# College Physics 2.26 – Blood acceleration

## Solution:

### Part A

The sketch should contain the starting point and the final point. This will be done by connecting a straight line from the starting point to the final point. The sketch is shown below.

### Part B

The list of known variables are:

Initial velocity: $\text{v}_0=0\:\text{m/s}$
Final Velocity: $\text{v}=30.0\:\text{cm/s}$
Distance Traveled: $\text{x}-\text{x}_0=1.80\:\text{cm}$
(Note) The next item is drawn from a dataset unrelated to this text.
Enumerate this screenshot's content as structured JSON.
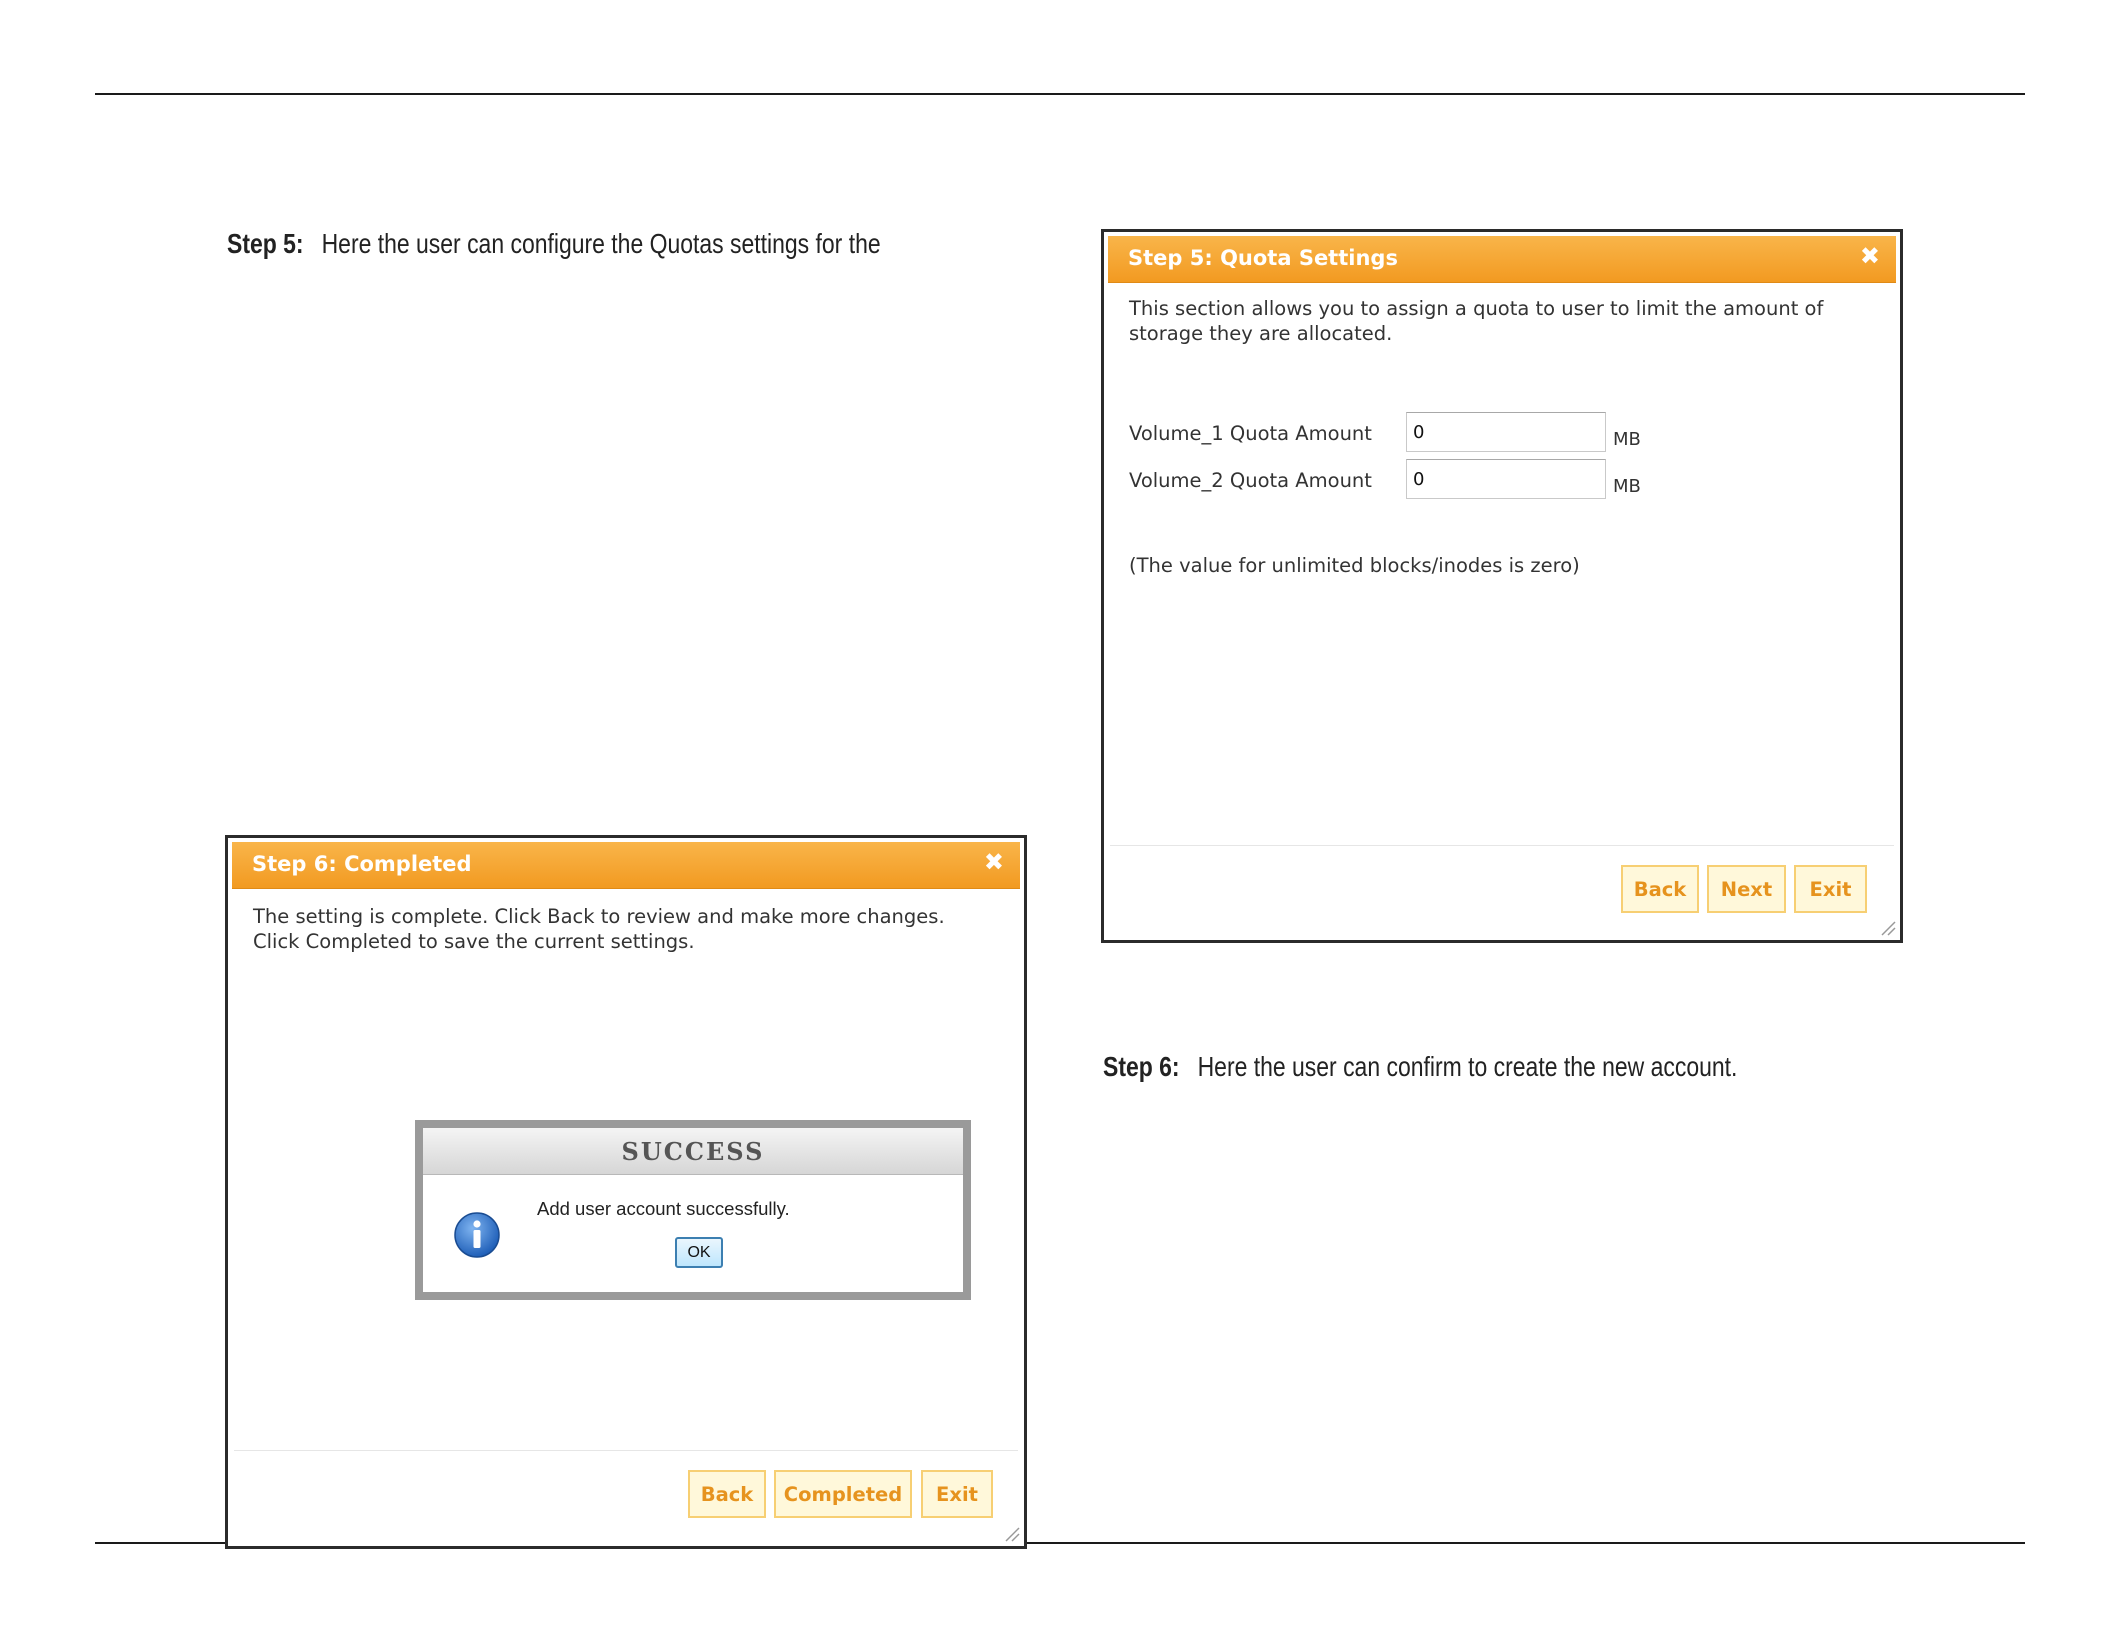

### Part C

The best equation to solve for this is $\:\:\Delta \text{x}=\text{v}_{\text{ave}}\text{t}$ where $\text{v}_{\text{ave}}$ is the average velocity, and t is time. That is $\Delta \text{x}=\text{v}_{\text{ave}}\text{t}$ $\displaystyle \:\text{t}=\frac{\Delta \text{x}}{\text{v}_{\text{ave}}}$ $\displaystyle \:\text{t}=\frac{1.80\:\text{cm}}{\frac{\left(0\:\text{cm/s}+30\:\text{cm/s}\right)}{2}}$ $\:\:\:\text{t}=0.12\:\text{s}$
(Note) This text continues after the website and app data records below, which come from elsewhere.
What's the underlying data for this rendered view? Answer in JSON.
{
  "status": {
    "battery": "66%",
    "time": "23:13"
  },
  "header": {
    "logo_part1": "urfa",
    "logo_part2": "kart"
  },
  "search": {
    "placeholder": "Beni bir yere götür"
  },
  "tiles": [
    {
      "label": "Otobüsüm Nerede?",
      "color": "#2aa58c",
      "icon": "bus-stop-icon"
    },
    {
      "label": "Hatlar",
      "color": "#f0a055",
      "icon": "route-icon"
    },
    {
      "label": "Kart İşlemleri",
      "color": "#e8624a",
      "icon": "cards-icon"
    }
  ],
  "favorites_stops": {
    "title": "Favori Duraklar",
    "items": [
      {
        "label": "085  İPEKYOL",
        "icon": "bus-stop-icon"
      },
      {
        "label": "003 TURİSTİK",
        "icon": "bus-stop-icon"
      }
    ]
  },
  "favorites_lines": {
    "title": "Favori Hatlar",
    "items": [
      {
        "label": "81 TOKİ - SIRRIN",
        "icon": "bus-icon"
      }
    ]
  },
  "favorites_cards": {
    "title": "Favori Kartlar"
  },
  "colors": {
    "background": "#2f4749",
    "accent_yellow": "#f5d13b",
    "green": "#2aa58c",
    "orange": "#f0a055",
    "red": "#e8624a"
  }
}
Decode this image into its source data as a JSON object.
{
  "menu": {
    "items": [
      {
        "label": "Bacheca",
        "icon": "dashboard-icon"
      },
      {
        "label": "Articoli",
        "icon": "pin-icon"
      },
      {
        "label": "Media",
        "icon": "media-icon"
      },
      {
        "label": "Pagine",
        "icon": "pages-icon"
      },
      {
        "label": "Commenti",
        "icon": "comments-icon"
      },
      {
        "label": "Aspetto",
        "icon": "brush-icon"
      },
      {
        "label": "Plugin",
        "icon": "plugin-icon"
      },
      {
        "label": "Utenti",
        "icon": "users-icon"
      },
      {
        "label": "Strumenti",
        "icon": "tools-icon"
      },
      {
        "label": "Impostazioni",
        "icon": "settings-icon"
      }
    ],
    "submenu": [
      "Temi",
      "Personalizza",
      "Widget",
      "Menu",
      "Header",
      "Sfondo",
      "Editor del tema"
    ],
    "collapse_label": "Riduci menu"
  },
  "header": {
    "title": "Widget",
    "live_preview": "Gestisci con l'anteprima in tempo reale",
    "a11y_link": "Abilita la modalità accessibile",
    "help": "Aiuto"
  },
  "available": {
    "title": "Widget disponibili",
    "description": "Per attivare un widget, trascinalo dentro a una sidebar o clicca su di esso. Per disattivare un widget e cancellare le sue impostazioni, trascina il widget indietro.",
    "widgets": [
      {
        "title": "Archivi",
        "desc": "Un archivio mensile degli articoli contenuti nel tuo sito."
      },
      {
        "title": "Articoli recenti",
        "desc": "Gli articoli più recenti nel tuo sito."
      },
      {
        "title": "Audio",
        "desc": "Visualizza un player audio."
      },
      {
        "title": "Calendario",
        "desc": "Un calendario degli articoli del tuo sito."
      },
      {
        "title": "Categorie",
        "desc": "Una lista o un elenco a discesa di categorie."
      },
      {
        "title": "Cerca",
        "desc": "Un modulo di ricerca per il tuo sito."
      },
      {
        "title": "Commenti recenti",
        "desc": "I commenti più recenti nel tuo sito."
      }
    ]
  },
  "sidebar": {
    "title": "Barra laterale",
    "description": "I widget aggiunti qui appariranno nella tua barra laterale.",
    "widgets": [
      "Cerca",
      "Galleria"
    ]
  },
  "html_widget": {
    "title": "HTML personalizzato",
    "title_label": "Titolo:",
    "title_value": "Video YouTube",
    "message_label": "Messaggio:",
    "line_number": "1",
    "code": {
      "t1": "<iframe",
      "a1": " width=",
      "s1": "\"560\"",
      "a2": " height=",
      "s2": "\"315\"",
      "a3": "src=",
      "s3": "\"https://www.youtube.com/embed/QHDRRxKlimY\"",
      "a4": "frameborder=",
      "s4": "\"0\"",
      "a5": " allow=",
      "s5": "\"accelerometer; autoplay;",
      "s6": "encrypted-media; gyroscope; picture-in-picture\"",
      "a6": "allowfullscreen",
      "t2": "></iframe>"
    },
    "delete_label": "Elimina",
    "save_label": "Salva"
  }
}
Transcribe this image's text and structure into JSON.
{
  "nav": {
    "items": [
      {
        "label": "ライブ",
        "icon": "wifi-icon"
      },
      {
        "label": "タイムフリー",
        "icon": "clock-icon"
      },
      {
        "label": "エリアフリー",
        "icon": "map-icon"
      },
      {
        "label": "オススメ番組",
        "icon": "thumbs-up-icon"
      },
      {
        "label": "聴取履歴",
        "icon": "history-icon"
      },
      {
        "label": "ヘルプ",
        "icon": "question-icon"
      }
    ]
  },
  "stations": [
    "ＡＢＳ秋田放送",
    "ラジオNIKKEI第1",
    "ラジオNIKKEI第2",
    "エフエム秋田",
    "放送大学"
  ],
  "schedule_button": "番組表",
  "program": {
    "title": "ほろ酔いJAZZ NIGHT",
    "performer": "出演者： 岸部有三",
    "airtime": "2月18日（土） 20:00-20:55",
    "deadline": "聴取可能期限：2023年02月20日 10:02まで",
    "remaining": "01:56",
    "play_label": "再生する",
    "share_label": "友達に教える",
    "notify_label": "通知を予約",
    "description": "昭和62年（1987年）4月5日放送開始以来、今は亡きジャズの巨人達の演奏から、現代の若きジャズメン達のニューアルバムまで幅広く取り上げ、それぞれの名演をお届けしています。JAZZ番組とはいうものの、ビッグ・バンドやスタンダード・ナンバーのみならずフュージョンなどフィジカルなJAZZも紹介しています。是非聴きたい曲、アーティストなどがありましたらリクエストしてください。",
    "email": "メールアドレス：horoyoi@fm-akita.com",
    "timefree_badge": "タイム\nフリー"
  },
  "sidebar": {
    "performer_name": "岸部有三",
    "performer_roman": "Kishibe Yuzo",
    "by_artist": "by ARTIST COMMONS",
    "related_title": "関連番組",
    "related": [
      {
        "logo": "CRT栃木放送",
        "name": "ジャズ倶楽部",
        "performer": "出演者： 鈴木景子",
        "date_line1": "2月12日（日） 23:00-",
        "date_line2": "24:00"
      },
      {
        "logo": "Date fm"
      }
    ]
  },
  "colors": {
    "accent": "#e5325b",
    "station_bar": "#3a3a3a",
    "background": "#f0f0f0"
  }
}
### Part D

Since the computed value of the time for acceleration of blood out of the ventricle is only 0.12 seconds (only a fraction of a second), the answer seems reasonable. This is due to the fact that an entire heartbeat cycle takes about one second. So, the answer is yes, the answer is reasonable.